Reference: Bill introduced by Lewis, R-CA;
Bill HR 2561
; vote number 1999-334
on Jul 22, 1999
Voted YES on deploying SDI.
Vote to declare it to be the policy of the United States to deploy a national missile defense.
Reference: Bill introduced by Weldon, R-PA;
Bill HR 4
; vote number 1999-4
on Mar 18, 1999
Rated 22% by SANE, indicating a pro-military voting record.
Boehlert scores 22% by SANE on peace issues
Peace Action, the merger of The Committee for a Sane Nuclear Policy (SANE) and The Freeze, has effectively mobilized for peace and disarmament for over forty years. As the nation's largest grassroots peace group we get results: from the 1963 treaty to ban above ground nuclear testing, to the 1996 signing of the Comprehensive Test Ban Treaty, from ending the war in Vietnam, to blocking weapons sales to human rights abusing countries. We are proof that ordinary people can change the world. At Peace Action we believe...
As the Pentagonís budget soars to $400 billion, 17% of American children live in poverty. For what the US will spend on Missile Defense in one year we could: put over a million children through Head Start OR provide healthcare for over 3.5 million children OR create over 100,000 units of affordable housing OR hire over 160,000 elementary school teachers. At Peace Action our priorities are clear.
- That every person has the right to live without the threat of nuclear weapons.
- That war is not a suitable response to conflict.
- That America has the resources to both protect and provide for its citizens.
The ratings are based on the votes the organization considered most important; the numbers reflect the percentage of time the representative voted the organization's preferred position.
Source: SANE website 03n-SANE on Dec 31, 2003
No US troops under UN command; more defense spending.
Boehlert signed the Contract with America:
[As part of the Contract with America, within 100 days we pledge to bring to the House Floor the following bill]:
The National Security Restoration Act:
Source: Contract with America 93-CWA8 on Sep 27, 1994

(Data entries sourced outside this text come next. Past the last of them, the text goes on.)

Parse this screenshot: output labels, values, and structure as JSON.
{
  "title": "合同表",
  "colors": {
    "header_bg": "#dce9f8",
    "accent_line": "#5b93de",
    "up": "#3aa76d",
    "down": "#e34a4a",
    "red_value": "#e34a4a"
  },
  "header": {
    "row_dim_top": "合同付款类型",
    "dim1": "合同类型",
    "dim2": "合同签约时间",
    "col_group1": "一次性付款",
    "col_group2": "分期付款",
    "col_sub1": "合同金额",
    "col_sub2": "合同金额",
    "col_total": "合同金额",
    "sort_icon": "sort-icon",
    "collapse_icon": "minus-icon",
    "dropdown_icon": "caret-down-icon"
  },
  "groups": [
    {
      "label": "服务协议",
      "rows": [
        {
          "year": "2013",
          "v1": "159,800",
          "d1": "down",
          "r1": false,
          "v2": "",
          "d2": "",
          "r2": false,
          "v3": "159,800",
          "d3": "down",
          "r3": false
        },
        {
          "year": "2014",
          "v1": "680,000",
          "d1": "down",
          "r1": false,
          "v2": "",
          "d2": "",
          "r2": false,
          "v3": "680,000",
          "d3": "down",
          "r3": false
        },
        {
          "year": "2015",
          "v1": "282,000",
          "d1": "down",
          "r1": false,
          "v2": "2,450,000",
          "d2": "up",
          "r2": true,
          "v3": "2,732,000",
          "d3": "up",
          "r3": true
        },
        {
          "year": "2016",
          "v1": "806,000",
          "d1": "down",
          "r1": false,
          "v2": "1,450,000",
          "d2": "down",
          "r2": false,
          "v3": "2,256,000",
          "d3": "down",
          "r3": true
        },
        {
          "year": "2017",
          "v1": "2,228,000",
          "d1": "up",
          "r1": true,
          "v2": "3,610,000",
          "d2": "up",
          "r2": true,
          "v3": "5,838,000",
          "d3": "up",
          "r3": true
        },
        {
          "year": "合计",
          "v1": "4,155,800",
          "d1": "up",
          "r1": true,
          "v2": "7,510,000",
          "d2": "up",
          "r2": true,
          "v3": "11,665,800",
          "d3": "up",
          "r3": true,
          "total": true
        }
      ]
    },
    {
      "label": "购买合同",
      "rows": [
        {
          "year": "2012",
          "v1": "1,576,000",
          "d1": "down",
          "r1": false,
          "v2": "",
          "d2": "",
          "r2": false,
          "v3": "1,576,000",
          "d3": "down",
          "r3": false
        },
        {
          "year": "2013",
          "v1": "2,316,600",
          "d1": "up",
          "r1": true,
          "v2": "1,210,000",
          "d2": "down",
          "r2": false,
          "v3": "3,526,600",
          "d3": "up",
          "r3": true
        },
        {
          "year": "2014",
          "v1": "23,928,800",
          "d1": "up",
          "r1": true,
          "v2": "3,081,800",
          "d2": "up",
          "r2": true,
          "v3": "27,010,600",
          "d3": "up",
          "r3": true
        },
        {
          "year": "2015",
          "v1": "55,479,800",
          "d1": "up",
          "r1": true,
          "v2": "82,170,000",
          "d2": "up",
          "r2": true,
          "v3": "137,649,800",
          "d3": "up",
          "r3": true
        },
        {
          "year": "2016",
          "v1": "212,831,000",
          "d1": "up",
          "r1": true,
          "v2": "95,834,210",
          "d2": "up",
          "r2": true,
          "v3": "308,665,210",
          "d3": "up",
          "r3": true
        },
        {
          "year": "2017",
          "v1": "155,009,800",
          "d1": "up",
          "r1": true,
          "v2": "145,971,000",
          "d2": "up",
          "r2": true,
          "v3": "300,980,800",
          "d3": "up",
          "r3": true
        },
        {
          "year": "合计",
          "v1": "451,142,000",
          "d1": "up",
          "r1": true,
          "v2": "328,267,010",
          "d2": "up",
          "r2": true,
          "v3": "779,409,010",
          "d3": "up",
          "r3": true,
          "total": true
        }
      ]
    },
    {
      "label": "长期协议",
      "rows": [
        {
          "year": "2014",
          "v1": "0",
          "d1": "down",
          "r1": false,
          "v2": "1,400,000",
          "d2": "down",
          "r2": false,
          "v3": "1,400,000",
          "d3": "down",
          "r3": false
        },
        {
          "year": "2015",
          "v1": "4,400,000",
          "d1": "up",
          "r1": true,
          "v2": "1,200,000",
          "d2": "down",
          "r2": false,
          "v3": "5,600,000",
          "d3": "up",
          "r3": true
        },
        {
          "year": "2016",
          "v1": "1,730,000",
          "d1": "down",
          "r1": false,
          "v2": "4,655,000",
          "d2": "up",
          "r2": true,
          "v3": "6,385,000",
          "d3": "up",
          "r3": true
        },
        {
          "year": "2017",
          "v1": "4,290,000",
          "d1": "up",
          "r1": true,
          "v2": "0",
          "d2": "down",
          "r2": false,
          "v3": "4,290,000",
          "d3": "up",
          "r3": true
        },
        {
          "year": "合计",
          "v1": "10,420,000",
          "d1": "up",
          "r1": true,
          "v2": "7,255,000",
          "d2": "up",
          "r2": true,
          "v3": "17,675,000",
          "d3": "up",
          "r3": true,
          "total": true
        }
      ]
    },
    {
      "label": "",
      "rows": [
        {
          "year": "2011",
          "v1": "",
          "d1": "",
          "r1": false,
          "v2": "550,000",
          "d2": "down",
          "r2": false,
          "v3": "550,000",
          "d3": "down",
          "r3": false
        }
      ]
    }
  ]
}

No US troops under UN command, and restoration of the essential parts of our national security funding to strengthen our national defense and maintain our credibility around the world.
Page last updated: Mar 11, 2011